» **Task requirements**: Please report each line in the material below that includes "promo".

» **Records for processing**:
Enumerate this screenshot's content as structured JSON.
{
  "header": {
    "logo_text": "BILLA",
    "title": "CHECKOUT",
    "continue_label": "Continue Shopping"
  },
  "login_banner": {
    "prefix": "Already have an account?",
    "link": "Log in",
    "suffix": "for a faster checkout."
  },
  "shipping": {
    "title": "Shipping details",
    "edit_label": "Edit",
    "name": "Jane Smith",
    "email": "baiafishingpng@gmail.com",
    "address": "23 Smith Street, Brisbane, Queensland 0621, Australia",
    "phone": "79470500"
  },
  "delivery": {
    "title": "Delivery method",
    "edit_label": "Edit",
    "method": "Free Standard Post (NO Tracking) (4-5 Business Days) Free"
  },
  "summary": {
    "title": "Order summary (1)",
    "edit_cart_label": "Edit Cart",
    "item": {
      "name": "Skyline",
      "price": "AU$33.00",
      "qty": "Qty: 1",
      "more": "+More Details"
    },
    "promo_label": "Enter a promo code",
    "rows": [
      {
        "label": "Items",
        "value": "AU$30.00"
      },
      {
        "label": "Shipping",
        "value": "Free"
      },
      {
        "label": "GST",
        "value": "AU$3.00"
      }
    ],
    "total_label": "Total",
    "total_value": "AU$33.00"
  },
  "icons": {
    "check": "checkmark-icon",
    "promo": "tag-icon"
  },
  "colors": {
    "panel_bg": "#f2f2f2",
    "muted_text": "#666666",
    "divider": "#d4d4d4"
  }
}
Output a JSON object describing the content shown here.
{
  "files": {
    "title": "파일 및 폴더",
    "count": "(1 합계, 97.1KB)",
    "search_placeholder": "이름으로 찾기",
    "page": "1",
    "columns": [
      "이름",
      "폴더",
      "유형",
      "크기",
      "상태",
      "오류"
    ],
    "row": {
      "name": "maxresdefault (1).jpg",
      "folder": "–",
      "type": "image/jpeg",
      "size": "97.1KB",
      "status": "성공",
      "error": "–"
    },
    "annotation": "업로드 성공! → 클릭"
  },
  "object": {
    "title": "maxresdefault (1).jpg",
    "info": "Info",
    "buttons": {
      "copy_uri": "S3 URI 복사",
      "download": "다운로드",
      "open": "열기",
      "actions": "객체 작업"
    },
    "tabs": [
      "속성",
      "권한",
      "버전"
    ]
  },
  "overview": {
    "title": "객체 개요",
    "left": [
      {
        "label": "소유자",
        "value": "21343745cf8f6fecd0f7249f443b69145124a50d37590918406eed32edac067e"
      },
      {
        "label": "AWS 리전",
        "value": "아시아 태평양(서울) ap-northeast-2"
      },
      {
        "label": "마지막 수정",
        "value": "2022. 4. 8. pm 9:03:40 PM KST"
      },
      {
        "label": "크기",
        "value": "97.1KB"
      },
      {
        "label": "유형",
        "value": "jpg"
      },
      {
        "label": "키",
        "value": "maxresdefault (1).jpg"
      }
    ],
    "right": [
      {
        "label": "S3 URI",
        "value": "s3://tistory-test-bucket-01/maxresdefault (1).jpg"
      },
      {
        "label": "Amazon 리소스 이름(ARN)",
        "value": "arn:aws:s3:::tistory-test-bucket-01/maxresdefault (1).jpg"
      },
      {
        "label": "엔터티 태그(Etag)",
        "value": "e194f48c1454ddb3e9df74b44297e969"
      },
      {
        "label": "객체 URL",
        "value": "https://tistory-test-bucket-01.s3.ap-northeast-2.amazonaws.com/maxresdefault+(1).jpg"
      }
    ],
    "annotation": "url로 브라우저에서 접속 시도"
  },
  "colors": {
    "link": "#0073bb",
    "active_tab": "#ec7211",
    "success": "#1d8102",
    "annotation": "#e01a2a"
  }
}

» **Answer for this exercise**:
    "promo_label": "Enter a promo code",
    "promo": "tag-icon"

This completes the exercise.